The pandemic also bumped up sales on puzzles, which quadrupled in space in just four months at the store.
“With COVID you just had to try and keep the shelves full,” McCullough said. “COVID has been very good for sales, it’s been amazing. And I don’t know what to attribute it to other than people are maybe at home a little more now and I think they’re a little more aware that those of us on Main Street in the small towns need their help to survive. And our customers have been just so loyal.”
A faithful group ran the Ben Franklin and sets of creative people have rotated through since with Gray as the constant.

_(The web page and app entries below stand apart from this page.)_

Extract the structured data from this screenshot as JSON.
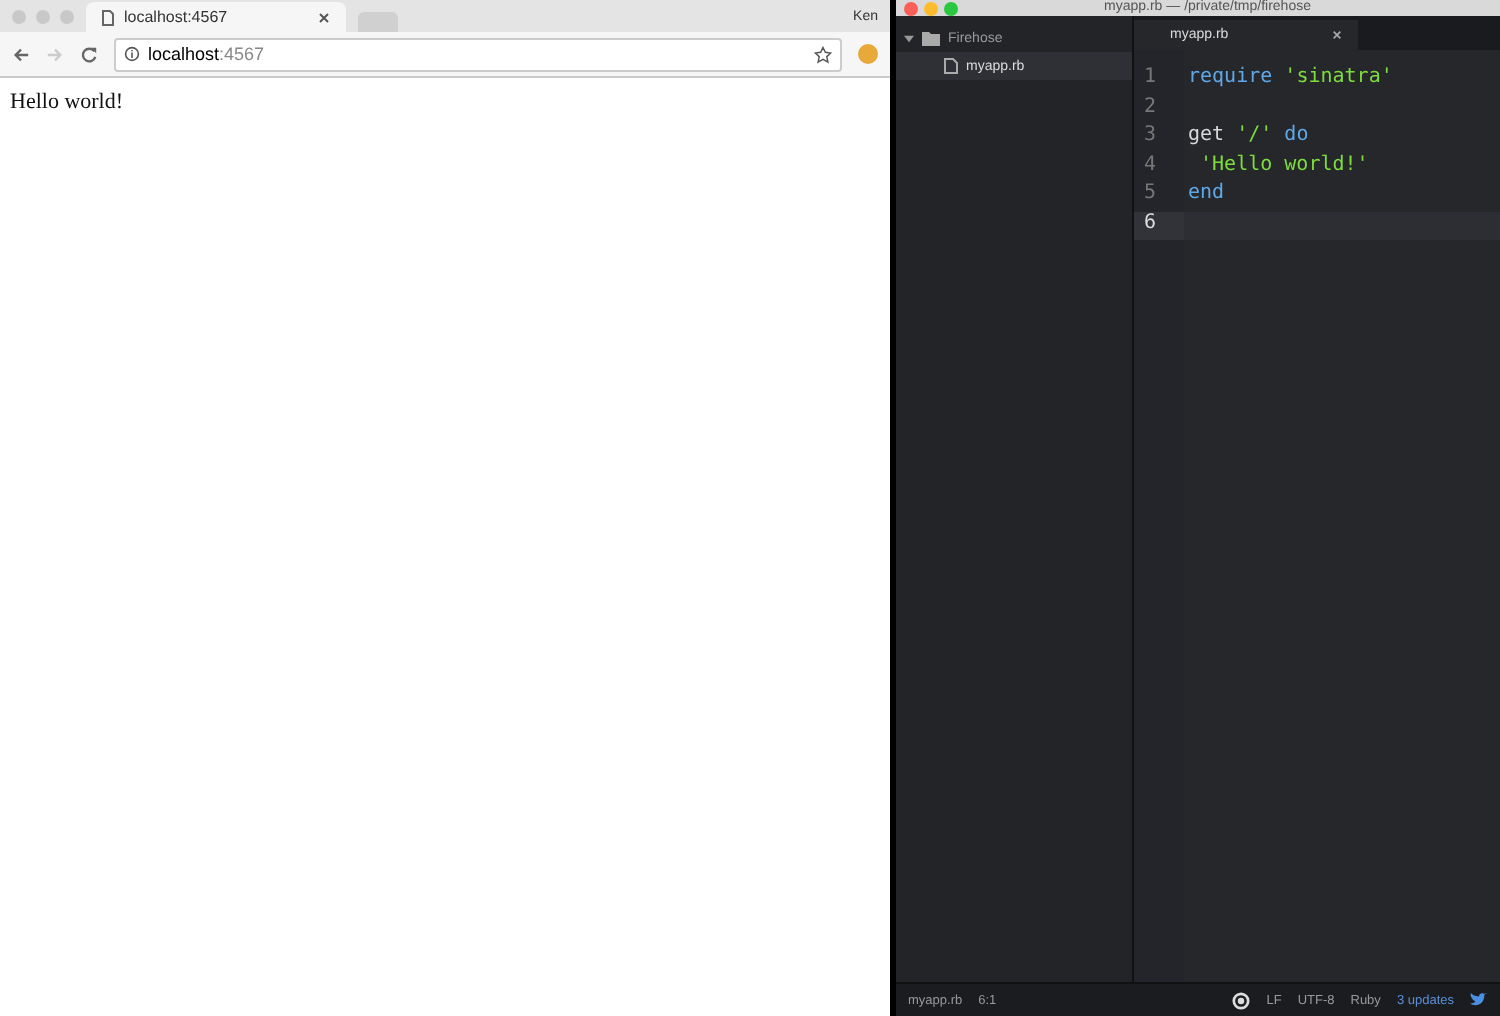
{
  "browser": {
    "tabs": [
      {
        "label": "localhost:4567",
        "selected": true
      }
    ],
    "profile": "Ken",
    "address": {
      "host": "localhost",
      "port": ":4567"
    },
    "content": "Hello world!"
  },
  "editor": {
    "title": "myapp.rb — /private/tmp/firehose",
    "tree": {
      "label": "Firehose",
      "expanded": true,
      "children": [
        {
          "label": "myapp.rb",
          "selected": true
        }
      ]
    },
    "tabs": [
      {
        "label": "myapp.rb",
        "selected": true
      }
    ],
    "lines": [
      {
        "number": "1",
        "current": false,
        "tokens": [
          {
            "kind": "keyword",
            "text": "require"
          },
          {
            "kind": "string",
            "text": " 'sinatra'"
          }
        ]
      },
      {
        "number": "2",
        "current": false
      },
      {
        "number": "3",
        "current": false,
        "tokens": [
          {
            "kind": "plain",
            "text": "get "
          },
          {
            "kind": "string",
            "text": "'/'"
          },
          {
            "kind": "keyword",
            "text": " do"
          }
        ]
      },
      {
        "number": "4",
        "current": false,
        "tokens": [
          {
            "kind": "string",
            "text": " 'Hello world!'"
          }
        ]
      },
      {
        "number": "5",
        "current": false,
        "tokens": [
          {
            "kind": "keyword",
            "text": "end"
          }
        ]
      },
      {
        "number": "6",
        "current": true
      }
    ],
    "status": {
      "file": "myapp.rb",
      "cursor": "6:1",
      "line_ending": "LF",
      "encoding": "UTF-8",
      "grammar": "Ruby",
      "updates": "3 updates"
    }
  }
}
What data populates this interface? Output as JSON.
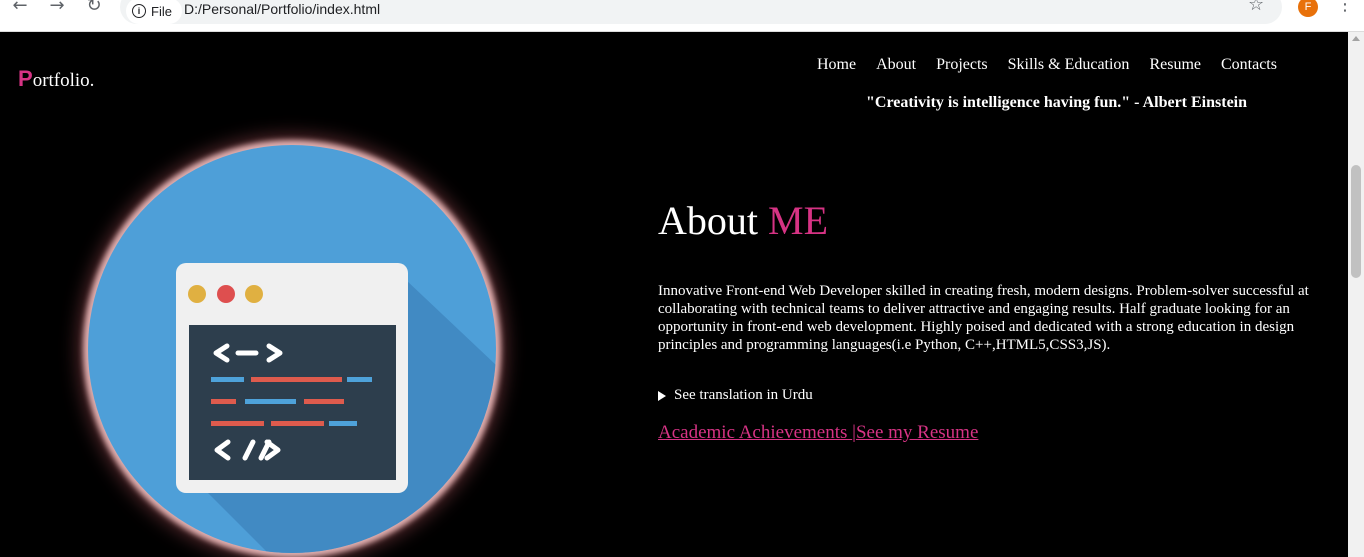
{
  "browser": {
    "back_icon": "back-arrow-icon",
    "forward_icon": "forward-arrow-icon",
    "reload_icon": "reload-icon",
    "site_chip": "File",
    "url": "D:/Personal/Portfolio/index.html",
    "profile_initial": "F",
    "profile_color": "#e8710a"
  },
  "brand": {
    "first_letter": "P",
    "rest": "ortfolio."
  },
  "nav": {
    "items": [
      {
        "label": "Home"
      },
      {
        "label": "About"
      },
      {
        "label": "Projects"
      },
      {
        "label": "Skills & Education"
      },
      {
        "label": "Resume"
      },
      {
        "label": "Contacts"
      }
    ]
  },
  "quote": "\"Creativity is intelligence having fun.\" - Albert Einstein",
  "about": {
    "heading_main": "About",
    "heading_accent": "ME",
    "description": "Innovative Front-end Web Developer skilled in creating fresh, modern designs. Problem-solver successful at collaborating with technical teams to deliver attractive and engaging results. Half graduate looking for an opportunity in front-end web development. Highly poised and dedicated with a strong education in design principles and programming languages(i.e Python, C++,HTML5,CSS3,JS).",
    "translation_toggle": "See translation in Urdu",
    "link_academic": "Academic Achievements ",
    "link_separator": "|",
    "link_resume": "See my Resume"
  },
  "hero": {
    "image": "code-window-illustration"
  },
  "colors": {
    "accent": "#d63384",
    "background": "#000000",
    "circle": "#4e9fd8"
  }
}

“Cindy was such a joy to work with because her attitude was always up,” Gray said.
The store itself grew too with sales quadrupled over the 15 years. A few of the regularly stocked items are white flour sack towels, paint and embroidery floss.
On the way to market, while at friends' houses and shopping at other stores, McCullough said she was always looking for ideas. The independent store front also allowed her to bring in and remove items based on popularity.
“We’ve got a good crew that works here. That’s one thing about the store, we’ve always been very fortunate to have very talented girls that work for us, and so it’s just not me or Cindy or Dawn, it’s just the whole group. And that makes it fun to come into work,” Gray said. “Everybody has their own little ideas and their additions to the store. I like to quilt, one of the girls likes to crochet, some like to paint, … so it’s just kind of wow, we can all learn from each other.”
With her final stitch complete, McCullough is excited to pass on the journey to a great team full of support for Wadena.
“I would buy it again. I might buy it earlier in my life. Because I feel like there’s still so much to learn,” McCullough said, “and that’s why I’m excited for Dawn and her daughter Amber because I feel like they have the energy and the intelligence to get a website up and running, and get things a little more digitally friendly.”